→ **Exercise prompt**
Repeat the records exactly as given. Do not include the pictures.

(Entries from a dataset of interfaces)
******
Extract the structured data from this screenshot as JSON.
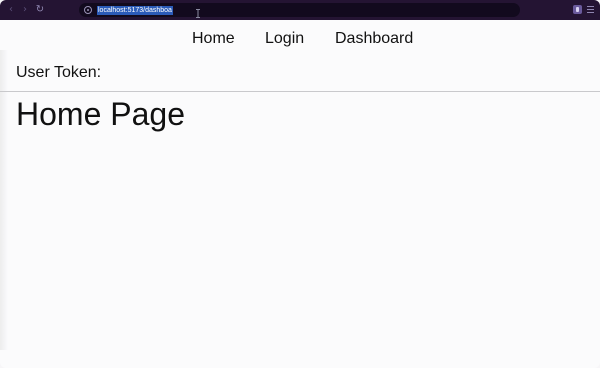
{
  "browser": {
    "url": "localhost:5173/dashboa",
    "back_icon": "arrow-left",
    "forward_icon": "arrow-right",
    "reload_icon": "reload",
    "site_info_icon": "site-info",
    "extension_icon": "extension",
    "menu_icon": "hamburger-menu"
  },
  "nav": {
    "items": [
      {
        "label": "Home"
      },
      {
        "label": "Login"
      },
      {
        "label": "Dashboard"
      }
    ]
  },
  "token": {
    "label": "User Token:",
    "value": ""
  },
  "main": {
    "title": "Home Page"
  },
  "colors": {
    "chrome_bg": "#241433",
    "omnibox_bg": "#120a1e",
    "url_highlight": "#2b5bb8",
    "page_bg": "#fbfbfc",
    "text": "#111111"
  }
}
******
→ **Reply**
Extract the structured data from this screenshot as JSON.
{
  "browser": {
    "url": "localhost:5173/dashboa",
    "back_icon": "arrow-left",
    "forward_icon": "arrow-right",
    "reload_icon": "reload",
    "site_info_icon": "site-info",
    "extension_icon": "extension",
    "menu_icon": "hamburger-menu"
  },
  "nav": {
    "items": [
      {
        "label": "Home"
      },
      {
        "label": "Login"
      },
      {
        "label": "Dashboard"
      }
    ]
  },
  "token": {
    "label": "User Token:",
    "value": ""
  },
  "main": {
    "title": "Home Page"
  },
  "colors": {
    "chrome_bg": "#241433",
    "omnibox_bg": "#120a1e",
    "url_highlight": "#2b5bb8",
    "page_bg": "#fbfbfc",
    "text": "#111111"
  }
}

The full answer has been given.